It was only three months ago that author Tanya Talaga went to Halifax to deliver one of the 2018 Massey Lectures. The Massey series was called All Our Relations: Finding the Path Forward. In the lectures, she referred to her research and writing of her award-winning 2017 book , Seven Fallen Feathers. Seven Fallen Feathers, as I noted earlier, takes a close look at seven Indigenous youths’ deaths in what is arguably the most racist city in Canada, Thunder Bay, Ontario. For more, listen to Canadaland’s excellent series of podcasts called Thunder Bay.
Talaga noted the white racism in this northern city of 120,000, which features an incompetent and racist police force plus a mayor and city council that want to focus on boosterism and saving their “reputation” at the cost of sweeping racism under the carpet.
Seven youths died suddenly in or around city’s rivers and waterways over a period of 9 years. Add another to that list. On Dec. 6, 2018 Braiden Jacob, aged 17, went missing.
He and his family had travelled 540 km south to Thunder Bay from his home on the Webequie First Nation. Ironically, Jacob needed trauma counselling and other health services. His body was found in a park a few days later. A 22-year-old man has been charged with Jacob’s death.
Of course, Jane Philpott, Canada’s Minister of Indigenous Services, tweeted her condolences. Naturally, the health services were not available in Jacob’s home community of 800—no one seriously expects they would have been. But the government has made significant improvements to mental health care and “will continue to make those investments.” What does it mean when a “nice” woman like Jane Philpott tweets sympathy? Clearly it means very little in terms of any change to the status quo.
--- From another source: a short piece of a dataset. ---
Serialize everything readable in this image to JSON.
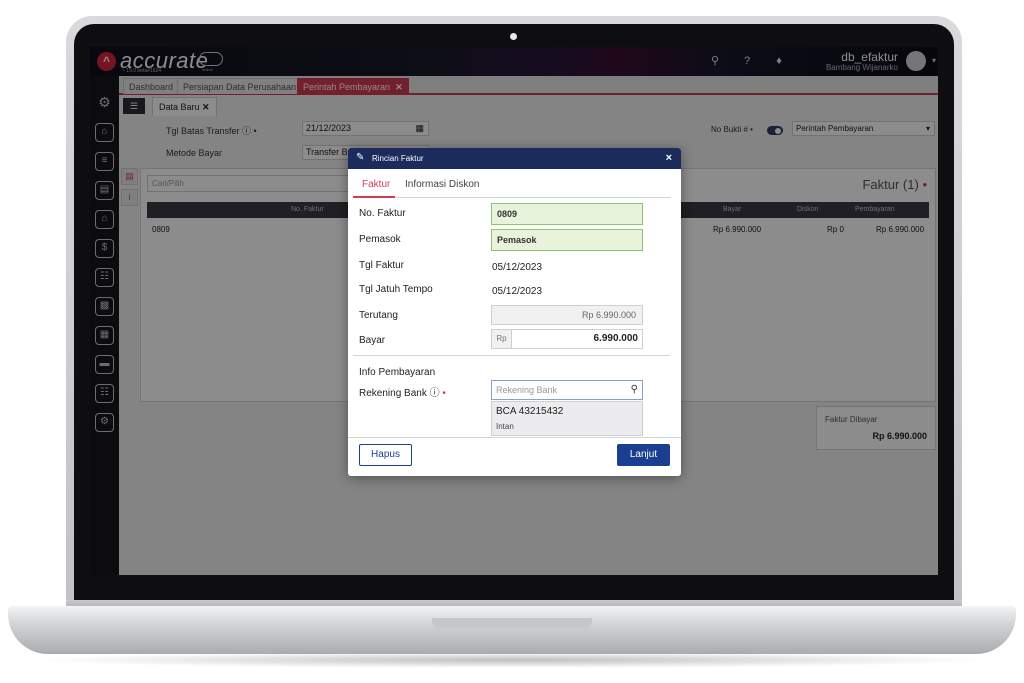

What did medical doctor Carolyn Bennett do? She is the Minister of Crown-Indigenous Relations and Northern Affairs with a mandate to do “transformative work to create a new relationship with Indigenous Peoples”– yet she made no comment at all on Jacob’s death in Thunder Bay.